Engineer Lee Martin apparently will be retiring from FL DEP within 3 months or so. So, if you need any additional guidance in the next three months, please refer to Lee Maritin, P.E., contact information: 850-245-8734, email: Lee.Martin@dep.state.fl.us Please contact me if you are reading this post after July, 2014 and want more guidance with landfill closure requirements. If so, email me at sunisthefuture@gmail.com for his updated contact information. Let’s hope that Engineer Lee Martin will consider  consulting in the future, to guide rest of the world through all the requirements for closure of landfills in Floria in the process of covering more surface area with Solar/Renewables!

~have a bright and sunny day~

Gathered, written, and posted by sunisthefuture-Susan Sun Nunamaker

Any of your comments/suggestions/questions will be welcomed at sunisthefuture@gmail.com

Related Post:  Hurray For Solar Landfill; The Amazing EGSC (Exposed Geomembrane Solar Cover) ;Landfills+Community Solar=Great Opportunities & Savings.

Please also get into the habit of checking at these sites below for more on solar energy topics:

www.sunisthefuture.net

www.instagram.com/sunisthefuture

www.pinterest.com/sunisthefuture

www.facebook.com/sunisthefuture

www.youtube.com/user/sunisthefuture

www.kiva.org/team/sunisthefuture

www.sunisthefuture.com

Homepage: http://www.sunisthefuture.net HTML adl
Google+

Share
30 April

Hurray For Solar Landfills!

Share
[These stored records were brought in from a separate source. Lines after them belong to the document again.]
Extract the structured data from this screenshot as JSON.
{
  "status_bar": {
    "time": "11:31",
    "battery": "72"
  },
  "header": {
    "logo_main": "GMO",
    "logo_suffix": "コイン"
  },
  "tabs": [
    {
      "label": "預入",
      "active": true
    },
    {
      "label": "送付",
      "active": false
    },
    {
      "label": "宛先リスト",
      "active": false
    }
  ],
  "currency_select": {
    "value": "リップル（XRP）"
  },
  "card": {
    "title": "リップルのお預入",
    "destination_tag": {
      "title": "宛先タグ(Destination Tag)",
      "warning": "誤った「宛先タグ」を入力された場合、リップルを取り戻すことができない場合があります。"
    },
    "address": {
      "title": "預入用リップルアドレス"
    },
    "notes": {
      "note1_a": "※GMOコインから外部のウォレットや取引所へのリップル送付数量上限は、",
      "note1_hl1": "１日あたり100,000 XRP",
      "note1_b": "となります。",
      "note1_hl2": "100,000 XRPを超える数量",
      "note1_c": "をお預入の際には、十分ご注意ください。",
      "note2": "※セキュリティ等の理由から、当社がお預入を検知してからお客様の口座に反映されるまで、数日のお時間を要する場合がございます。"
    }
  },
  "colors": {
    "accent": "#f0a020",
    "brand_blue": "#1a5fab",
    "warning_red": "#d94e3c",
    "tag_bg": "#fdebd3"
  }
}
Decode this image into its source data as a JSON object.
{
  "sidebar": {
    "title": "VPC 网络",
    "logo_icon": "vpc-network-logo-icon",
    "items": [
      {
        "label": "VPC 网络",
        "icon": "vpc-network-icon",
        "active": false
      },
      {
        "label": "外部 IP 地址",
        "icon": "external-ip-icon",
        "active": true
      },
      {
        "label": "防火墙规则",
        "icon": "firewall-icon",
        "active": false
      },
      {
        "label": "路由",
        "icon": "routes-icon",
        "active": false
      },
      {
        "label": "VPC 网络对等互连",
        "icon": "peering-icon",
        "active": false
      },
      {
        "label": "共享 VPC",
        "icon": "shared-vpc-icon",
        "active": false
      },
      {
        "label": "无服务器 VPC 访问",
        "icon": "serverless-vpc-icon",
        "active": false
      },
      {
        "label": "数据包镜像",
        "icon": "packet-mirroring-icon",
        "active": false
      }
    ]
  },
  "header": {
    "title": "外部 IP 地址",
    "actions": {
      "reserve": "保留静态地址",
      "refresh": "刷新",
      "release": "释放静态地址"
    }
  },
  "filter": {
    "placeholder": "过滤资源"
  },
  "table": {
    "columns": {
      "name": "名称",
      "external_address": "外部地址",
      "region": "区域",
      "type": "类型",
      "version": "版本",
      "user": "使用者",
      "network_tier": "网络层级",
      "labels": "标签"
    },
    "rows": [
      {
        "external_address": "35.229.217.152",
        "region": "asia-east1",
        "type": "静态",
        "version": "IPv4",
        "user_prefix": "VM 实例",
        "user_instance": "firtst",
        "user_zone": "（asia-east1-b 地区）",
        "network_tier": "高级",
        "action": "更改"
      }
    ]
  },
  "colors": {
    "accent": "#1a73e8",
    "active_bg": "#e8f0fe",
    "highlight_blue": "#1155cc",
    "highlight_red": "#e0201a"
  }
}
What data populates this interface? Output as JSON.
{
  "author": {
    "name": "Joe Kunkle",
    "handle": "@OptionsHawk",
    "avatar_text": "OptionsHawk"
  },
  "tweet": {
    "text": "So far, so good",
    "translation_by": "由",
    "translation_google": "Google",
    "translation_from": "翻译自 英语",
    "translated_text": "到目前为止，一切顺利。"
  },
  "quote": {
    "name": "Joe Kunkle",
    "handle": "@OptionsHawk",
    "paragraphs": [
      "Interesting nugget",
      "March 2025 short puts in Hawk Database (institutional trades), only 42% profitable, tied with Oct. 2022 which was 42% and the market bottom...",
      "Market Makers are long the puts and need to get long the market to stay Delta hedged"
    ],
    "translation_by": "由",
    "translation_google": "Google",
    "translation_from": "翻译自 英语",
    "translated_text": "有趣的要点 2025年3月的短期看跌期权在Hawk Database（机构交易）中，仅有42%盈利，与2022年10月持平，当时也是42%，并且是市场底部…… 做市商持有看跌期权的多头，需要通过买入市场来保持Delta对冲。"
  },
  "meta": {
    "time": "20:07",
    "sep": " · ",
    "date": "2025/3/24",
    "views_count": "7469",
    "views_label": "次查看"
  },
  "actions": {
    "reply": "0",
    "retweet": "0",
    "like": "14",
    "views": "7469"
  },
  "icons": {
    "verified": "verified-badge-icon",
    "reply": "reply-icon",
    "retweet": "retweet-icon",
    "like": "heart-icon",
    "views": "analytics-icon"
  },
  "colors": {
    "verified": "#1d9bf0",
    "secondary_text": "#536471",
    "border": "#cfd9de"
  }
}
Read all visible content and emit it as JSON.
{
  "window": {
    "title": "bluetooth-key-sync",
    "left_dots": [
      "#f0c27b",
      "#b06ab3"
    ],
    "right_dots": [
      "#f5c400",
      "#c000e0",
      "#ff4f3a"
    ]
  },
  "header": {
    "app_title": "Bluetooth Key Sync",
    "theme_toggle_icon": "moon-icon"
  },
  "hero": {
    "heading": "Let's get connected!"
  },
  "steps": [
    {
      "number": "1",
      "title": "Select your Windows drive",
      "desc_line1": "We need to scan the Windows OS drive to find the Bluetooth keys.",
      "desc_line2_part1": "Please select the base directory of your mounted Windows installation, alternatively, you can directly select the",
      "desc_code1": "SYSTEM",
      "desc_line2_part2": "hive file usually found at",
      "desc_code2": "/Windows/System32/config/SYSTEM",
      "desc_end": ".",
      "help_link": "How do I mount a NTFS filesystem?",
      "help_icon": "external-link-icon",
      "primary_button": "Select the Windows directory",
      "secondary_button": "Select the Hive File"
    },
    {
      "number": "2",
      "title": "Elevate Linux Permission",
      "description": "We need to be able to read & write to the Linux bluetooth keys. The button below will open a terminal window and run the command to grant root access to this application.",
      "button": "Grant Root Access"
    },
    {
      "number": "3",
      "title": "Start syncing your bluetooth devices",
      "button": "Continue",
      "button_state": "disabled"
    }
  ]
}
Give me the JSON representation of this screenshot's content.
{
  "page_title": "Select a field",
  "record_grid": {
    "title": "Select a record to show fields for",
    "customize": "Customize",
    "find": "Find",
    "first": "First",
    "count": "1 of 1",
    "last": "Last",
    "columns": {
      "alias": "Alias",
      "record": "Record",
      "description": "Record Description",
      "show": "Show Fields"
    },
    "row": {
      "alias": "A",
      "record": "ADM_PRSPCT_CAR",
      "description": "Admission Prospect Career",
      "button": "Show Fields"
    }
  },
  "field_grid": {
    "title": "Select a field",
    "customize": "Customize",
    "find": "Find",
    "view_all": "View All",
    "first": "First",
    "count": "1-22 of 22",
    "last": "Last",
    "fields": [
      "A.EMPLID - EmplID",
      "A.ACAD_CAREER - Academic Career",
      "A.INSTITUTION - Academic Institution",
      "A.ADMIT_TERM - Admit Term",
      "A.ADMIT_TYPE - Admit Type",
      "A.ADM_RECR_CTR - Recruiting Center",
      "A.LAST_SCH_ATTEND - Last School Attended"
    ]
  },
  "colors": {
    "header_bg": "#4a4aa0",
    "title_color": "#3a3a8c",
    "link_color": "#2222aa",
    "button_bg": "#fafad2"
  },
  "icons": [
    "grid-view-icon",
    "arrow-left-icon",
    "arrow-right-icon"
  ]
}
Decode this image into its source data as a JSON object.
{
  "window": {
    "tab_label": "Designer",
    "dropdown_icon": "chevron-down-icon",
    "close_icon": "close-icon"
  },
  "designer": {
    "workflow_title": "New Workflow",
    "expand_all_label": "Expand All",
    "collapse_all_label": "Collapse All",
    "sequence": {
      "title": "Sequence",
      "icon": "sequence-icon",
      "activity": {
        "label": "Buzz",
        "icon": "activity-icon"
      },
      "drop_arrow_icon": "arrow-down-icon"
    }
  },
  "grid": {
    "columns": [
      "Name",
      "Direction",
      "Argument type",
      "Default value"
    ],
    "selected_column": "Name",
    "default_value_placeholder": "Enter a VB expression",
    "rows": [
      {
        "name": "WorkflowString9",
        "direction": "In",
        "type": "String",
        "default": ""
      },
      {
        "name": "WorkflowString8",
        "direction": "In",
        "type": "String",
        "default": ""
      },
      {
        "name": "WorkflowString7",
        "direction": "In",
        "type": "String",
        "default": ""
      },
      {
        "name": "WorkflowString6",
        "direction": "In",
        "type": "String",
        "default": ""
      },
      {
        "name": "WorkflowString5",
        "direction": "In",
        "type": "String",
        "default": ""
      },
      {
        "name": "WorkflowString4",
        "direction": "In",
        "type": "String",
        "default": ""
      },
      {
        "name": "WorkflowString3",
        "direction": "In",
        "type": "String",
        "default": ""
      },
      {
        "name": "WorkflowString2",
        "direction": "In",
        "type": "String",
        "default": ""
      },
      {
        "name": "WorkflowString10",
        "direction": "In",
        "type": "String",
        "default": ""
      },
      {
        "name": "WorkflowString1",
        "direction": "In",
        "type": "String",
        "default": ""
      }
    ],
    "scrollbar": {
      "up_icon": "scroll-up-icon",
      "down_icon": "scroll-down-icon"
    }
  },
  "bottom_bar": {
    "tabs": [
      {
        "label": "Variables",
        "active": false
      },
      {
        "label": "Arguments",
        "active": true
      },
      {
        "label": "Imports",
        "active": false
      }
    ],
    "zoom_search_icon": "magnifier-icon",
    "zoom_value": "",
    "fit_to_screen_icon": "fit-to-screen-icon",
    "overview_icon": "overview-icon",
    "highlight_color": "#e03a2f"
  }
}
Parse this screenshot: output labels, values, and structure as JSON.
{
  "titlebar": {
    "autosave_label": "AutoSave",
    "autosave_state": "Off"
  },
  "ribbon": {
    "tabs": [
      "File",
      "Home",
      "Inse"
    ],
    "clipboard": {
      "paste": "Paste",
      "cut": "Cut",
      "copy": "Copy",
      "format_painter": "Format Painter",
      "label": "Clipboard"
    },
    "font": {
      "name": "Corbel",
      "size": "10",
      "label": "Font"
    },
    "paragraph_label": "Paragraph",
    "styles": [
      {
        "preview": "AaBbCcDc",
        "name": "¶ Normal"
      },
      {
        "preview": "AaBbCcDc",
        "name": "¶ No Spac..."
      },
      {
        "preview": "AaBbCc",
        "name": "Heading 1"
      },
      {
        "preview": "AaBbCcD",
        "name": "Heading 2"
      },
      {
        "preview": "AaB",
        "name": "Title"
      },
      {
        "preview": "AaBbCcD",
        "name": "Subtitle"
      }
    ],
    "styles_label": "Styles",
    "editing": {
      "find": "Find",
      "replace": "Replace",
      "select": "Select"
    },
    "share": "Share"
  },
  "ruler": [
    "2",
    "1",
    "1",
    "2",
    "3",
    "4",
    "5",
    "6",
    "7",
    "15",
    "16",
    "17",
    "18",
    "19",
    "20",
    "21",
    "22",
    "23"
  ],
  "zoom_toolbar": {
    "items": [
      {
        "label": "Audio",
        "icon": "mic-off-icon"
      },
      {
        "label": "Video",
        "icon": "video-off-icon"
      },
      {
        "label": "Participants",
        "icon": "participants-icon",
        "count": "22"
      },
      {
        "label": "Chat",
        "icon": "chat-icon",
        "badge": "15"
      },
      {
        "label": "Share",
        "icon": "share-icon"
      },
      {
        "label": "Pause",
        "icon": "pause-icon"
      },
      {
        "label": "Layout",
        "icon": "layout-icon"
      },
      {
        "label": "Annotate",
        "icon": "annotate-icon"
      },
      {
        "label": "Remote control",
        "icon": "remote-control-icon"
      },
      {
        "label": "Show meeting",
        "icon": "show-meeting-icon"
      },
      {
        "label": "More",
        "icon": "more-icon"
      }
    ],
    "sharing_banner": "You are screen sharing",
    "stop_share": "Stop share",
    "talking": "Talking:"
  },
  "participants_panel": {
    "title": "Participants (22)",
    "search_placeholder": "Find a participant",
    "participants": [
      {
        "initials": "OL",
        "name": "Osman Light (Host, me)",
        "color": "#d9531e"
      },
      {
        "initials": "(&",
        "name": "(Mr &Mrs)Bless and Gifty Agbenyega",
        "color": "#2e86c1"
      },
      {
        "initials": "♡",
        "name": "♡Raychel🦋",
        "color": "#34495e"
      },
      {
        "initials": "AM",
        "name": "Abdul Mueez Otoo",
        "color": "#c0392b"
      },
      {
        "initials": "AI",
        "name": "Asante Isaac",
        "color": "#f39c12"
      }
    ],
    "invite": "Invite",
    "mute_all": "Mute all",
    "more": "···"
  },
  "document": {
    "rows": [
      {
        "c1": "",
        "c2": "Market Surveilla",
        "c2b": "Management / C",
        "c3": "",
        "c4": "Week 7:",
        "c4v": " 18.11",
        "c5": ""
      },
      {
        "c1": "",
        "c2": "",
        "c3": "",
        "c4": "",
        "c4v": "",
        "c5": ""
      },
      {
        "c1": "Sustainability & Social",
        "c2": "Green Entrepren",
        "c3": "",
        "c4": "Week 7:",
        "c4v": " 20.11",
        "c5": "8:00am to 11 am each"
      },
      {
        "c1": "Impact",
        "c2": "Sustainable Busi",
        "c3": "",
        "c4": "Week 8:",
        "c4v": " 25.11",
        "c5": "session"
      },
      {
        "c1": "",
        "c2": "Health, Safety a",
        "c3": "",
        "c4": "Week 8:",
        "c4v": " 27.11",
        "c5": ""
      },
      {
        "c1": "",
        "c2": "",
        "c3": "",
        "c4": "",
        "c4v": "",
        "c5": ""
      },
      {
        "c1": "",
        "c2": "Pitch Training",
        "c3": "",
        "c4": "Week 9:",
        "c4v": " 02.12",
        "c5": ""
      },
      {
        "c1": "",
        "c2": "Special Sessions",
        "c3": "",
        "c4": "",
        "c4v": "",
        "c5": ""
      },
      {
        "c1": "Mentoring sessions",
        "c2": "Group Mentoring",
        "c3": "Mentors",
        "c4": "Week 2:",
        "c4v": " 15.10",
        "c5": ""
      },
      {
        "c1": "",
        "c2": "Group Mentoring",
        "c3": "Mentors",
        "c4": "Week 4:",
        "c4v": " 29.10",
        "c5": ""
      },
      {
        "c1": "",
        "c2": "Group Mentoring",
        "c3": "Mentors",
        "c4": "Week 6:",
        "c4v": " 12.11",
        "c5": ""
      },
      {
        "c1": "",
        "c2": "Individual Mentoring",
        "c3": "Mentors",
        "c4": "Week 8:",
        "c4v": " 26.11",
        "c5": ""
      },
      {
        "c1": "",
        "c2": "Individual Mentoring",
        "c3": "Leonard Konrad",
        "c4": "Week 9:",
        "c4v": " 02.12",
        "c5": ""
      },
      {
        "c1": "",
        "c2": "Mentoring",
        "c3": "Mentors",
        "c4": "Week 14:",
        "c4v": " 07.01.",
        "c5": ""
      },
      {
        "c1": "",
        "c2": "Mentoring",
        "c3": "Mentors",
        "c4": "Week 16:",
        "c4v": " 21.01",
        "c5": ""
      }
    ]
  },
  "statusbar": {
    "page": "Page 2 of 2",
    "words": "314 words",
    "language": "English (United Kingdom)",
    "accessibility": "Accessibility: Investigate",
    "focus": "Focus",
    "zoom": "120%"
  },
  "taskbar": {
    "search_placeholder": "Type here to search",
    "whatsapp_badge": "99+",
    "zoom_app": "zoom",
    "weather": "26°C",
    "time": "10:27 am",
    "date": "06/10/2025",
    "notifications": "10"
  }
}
Dear Friends, Visitors/Viewers/Readers, (Please click on red links below),

Solar & Wind Projects at Massachusetts Landfills (credit: MassDEP)

Just came across a wonderful article at The Enterprise, by Jennifer Bray, about the town of Easton, MA, harnessing solar power from the landfill  at 114 Prospect St., to pay bills. The ribbon-cutting to celebrate the 1.9 megawatt solar installation was scheduled on April 30, 2014. The town of Easton is estimating a reduction of $200,000 for the town’s electric bill as a result of this solar installation. The Borrego Solar Systems covered the cost of the project and installation of the solar panels and leased eight acres of land from the town of Easton. The town of Easton then buys the power generated at a discount. Adding the revenue, energy credits, and annual $33,000 lease, the town is expecting a total of approximately $225,000 of savings per year. Easton and Borrego Solar Systems have a 20-year contract that will save Easton nearly $4.5 million in that time frame. This solar installation will  produce amount of electricity to support 235 homes per year. This is a fantastic example of how the otherwise non-buildable surface area may be put into good use, saving the town almost quarter of a million dollars annually while helping to reduce carbon footprint. I wonder how many other landfills, at MA and other states and other countries are taking advantage of their landfills. The result of my wondering led to the map shared above, Solar and Wind Projects at Massachusetts Landfills. More detailed information about each city or town of MA where the project is located, applicants, each landfill’s physical address, description of the renewable energy installation and current status of the project, and the date of MassDEP’s decision and relevant approval document(s) are available at this table. May all states in USA and other countries on planet earth soon realize the full potential of their landfills!

~have a bright and sunny day~

Gathered, written, and posted by sunisthefuture-Susan Sun Nunamaker

Any of your comments/suggestions/questions will be welcomed at sunisthefuture@gmail.com

Related Post: The Amazing EGSC (Exposed Geomembrane Solar Cover)

Please also get into the habit of checking at these sites below for more on solar energy topics:

www.sunisthefuture.net

www.instagram.com/sunisthefuture

www.pinterest.com/sunisthefuture

www.facebook.com/sunisthefuture

www.youtube.com/user/sunisthefuture

www.kiva.org/team/sunisthefuture

www.sunisthefuture.com

Homepage: http://www.sunisthefuture.net HTML adl
Google+

Share

Copyright © 2011-2018 · Susan Sun Nunamaker All Rights Reserved · Sunisthefuture.net